Is there a previous trend more despised than a popcorn ceiling? If you’re staring up and wondering how to remove the popcorn top, you’re certainly not alone.
The popcorn ceiling, a popular furnishing trend of the 1970s, is also known as an acoustic ceiling or stucco ceiling. They were originally installed to absorb sound from above or to cover up existing blemishes and imperfections in the ceiling. But like many trends from that era, the popcorn ceiling has fallen out of favor and many homeowners are wondering how to remove a popcorn ceiling or how to simply disguise this now-loathed design feature.
Are you ready to tackle the DIY job yourself and learn how to get rid of a popcorn ceiling? We asked how to safely and easily remove popcorn ceilings.
How to remove the popcorn ceiling
If you’re tired of looking at your existing popcorn ceiling and are ready for a makeover, there’s good news. Removing a popcorn top is an easy DIY project that takes just a little time, muscle, and minimal effort.
Could your ceiling ideas be ripe for a rediscovery? The ceiling offers endless opportunities for creativity and should be treated with the same care as any other wall in your home. If removing your popcorn ceiling isn’t an option, you can also try dressing it up with trendy wood paneling ideas for walls, plaster, sheet metal tile, or glass.
1. Test for asbestos
Before you begin, it is important to ensure that your ceilings do not contain asbestos. Prior to the early 1980’s, asbestos was an ingredient many used in textured popcorn tops. The popcorn-like texture was used to help builders deal with sonic travel and was a great flame retardant.
We recommend having this “fifth” wall tested by a professional, or you can also purchase a do-it-yourself test kit at a hardware store, which will require you to send the samples to a registered laboratory. When walking the DIY test track, be sure to use the appropriate safety equipment such as gloves, a respirator or twilight mask, and eye protection.
If your ceiling tests positive, you should hire an asbestos removal professional to remove the texture, or you can ask them to cover the entire ceiling with siding, drywall, or plaster.
2. Prepare to remove
If your popcorn ceiling does not contain asbestos, you can prepare for removal, but take appropriate safety precautions. “It’s always best to wear a particulate mask during removal,” says Jeremy Hume, President and CEO of Phoenix CR Pro. Also, wear safety goggles to protect your eyes.
Prepare the room by removing all furniture and paying special attention to anything valuable or sentimental.

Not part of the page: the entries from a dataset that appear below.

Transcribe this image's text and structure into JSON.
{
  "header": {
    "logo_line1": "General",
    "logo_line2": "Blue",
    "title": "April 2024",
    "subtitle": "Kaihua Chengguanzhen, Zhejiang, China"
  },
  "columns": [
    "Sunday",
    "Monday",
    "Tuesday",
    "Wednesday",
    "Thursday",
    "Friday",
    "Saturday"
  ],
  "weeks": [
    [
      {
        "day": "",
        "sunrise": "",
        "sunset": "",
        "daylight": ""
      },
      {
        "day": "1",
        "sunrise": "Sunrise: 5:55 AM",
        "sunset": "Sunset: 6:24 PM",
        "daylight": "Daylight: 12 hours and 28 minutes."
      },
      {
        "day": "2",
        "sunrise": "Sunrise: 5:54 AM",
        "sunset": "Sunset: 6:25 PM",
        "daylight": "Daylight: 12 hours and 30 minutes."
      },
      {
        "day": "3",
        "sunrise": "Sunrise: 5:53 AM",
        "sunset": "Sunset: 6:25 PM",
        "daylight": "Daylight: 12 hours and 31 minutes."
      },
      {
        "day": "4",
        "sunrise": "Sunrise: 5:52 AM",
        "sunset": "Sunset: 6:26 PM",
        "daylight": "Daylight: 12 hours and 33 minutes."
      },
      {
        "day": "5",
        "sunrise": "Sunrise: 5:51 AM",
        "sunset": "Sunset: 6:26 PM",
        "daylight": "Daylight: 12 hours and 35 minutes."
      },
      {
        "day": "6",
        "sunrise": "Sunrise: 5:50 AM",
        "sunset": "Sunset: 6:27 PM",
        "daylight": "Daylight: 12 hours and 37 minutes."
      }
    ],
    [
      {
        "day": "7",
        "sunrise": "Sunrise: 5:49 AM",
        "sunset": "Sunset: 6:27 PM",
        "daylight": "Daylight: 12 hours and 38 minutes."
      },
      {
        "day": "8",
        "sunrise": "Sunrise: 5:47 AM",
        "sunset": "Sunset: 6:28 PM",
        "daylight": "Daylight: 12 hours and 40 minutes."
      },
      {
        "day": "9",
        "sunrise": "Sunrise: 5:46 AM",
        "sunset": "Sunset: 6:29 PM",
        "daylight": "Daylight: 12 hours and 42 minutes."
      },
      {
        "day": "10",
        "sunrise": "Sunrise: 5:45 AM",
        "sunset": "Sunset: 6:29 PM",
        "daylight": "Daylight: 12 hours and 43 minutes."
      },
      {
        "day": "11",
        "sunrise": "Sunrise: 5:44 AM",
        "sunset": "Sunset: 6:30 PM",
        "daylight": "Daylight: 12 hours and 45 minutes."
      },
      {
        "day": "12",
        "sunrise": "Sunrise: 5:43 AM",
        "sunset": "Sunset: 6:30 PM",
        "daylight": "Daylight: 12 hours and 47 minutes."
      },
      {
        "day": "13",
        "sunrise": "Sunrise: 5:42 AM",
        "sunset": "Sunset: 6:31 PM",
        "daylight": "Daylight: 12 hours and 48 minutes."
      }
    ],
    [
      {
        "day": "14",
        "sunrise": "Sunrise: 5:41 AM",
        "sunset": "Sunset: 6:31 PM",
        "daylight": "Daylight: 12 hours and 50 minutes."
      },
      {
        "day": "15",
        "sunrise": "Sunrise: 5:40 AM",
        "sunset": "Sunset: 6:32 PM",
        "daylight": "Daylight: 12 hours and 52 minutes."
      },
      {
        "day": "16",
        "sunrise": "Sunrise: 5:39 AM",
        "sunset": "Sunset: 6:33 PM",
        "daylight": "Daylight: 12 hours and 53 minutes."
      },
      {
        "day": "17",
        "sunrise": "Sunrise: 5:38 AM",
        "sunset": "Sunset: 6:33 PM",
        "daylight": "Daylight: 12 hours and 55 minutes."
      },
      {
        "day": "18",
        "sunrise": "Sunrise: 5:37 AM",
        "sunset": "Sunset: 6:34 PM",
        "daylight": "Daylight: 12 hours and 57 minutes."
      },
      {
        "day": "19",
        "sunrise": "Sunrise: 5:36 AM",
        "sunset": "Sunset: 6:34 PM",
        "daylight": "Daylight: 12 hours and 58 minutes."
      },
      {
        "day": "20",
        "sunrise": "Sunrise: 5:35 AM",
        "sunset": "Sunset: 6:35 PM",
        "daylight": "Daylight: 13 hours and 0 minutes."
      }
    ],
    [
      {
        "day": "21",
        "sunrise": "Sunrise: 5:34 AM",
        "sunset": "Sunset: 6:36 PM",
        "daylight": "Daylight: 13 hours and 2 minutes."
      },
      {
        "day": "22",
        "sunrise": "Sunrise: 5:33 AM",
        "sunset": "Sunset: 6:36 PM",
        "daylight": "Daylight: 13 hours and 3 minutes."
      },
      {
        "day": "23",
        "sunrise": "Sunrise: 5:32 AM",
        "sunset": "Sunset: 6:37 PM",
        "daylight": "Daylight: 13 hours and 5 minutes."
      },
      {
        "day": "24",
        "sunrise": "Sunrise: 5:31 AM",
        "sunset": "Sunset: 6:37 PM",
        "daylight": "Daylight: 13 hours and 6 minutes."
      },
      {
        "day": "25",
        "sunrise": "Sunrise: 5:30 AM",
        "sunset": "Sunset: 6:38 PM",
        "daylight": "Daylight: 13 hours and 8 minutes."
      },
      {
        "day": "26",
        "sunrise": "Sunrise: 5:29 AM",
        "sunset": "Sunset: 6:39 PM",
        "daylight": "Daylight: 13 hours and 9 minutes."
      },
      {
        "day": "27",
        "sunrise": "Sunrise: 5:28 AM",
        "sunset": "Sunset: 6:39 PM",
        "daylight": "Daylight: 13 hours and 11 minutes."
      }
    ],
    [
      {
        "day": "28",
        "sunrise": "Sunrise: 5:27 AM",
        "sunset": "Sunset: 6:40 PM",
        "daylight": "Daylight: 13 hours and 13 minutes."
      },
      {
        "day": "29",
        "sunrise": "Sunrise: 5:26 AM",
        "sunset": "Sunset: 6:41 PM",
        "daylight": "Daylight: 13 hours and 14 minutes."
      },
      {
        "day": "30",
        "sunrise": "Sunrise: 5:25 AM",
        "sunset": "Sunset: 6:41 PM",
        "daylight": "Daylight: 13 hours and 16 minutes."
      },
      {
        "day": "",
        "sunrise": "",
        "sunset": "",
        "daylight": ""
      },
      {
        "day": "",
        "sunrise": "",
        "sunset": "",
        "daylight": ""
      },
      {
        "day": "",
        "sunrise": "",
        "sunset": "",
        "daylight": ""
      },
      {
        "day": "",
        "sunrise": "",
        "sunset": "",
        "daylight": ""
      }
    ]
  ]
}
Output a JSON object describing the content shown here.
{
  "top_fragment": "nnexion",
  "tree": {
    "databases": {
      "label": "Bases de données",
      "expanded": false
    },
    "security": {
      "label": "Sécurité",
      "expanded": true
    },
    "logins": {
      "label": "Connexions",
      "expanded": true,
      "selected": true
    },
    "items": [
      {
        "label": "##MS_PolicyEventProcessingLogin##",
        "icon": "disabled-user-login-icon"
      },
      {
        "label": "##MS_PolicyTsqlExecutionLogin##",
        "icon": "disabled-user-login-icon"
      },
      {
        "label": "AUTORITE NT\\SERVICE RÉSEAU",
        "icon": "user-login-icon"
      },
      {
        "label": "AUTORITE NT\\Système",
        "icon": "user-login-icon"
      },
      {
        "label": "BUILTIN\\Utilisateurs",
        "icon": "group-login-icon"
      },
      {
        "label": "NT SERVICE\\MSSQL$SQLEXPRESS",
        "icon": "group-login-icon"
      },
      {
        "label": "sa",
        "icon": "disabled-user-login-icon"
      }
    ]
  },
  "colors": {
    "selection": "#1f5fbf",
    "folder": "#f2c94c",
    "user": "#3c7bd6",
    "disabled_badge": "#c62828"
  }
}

Mask the walls with painter’s plastic and cover the floor with plastic sheeting. “It’s best not to cover the floor with a cloth tarp because the cloth isn’t waterproof,” says Jeremy.
It is important to turn off the power to the room and open the room windows to ensure good ventilation.
Luckily, the project doesn’t require any special or particularly expensive tools. Essential tools for removing popcorn tops include:
- spatula or paring knife
- Drapes or plastic sheeting (plastic sheeting is considered a better option due to its water resistance)
- garden sprayer
- safety goggles
- dust mask
4. Spray the ceiling with water
Not surprisingly, a wet blanket is easier to scratch than a dry one, so start by dampening the blanket with a garden sprayer to soften the material.
“Using a pump-type garden sprayer, lightly mist an approximately 5-by-5 foot section with water and wait 10 to 15 minutes to allow the water to soak into the popcorn,” says Jeremy Hume. “Don’t soak the ceiling as this can damage the drywall.
You’ll want to work in small chunks; Otherwise, the areas will dry before you reach them. After spraying with a garden sprayer, wait about 10-15 minutes to allow the water to be fully absorbed.
Now you can start scraping. “Use a spatula and gently run it over the wet ceiling,” he says. Be careful not to damage the underlying ceiling material.
Walk around the room until all the texture has been removed. You may have to go over stubborn areas more than once. Patience and persistence are virtues when removing the popcorn top.
5. Sand, prime and paint
After the popcorn top has been successfully removed, the top can be sanded and any necessary repairs can be made. If there is damage to the ceiling, such as B. Grooves, repair them with joint compound before sanding.
After sanding the ceiling, give it a fresh coat of paint. Once the paint is finished and dry, remove the plastic wrap, reinstall all the lights and ceiling fans, and marvel at your newly smooth ceiling.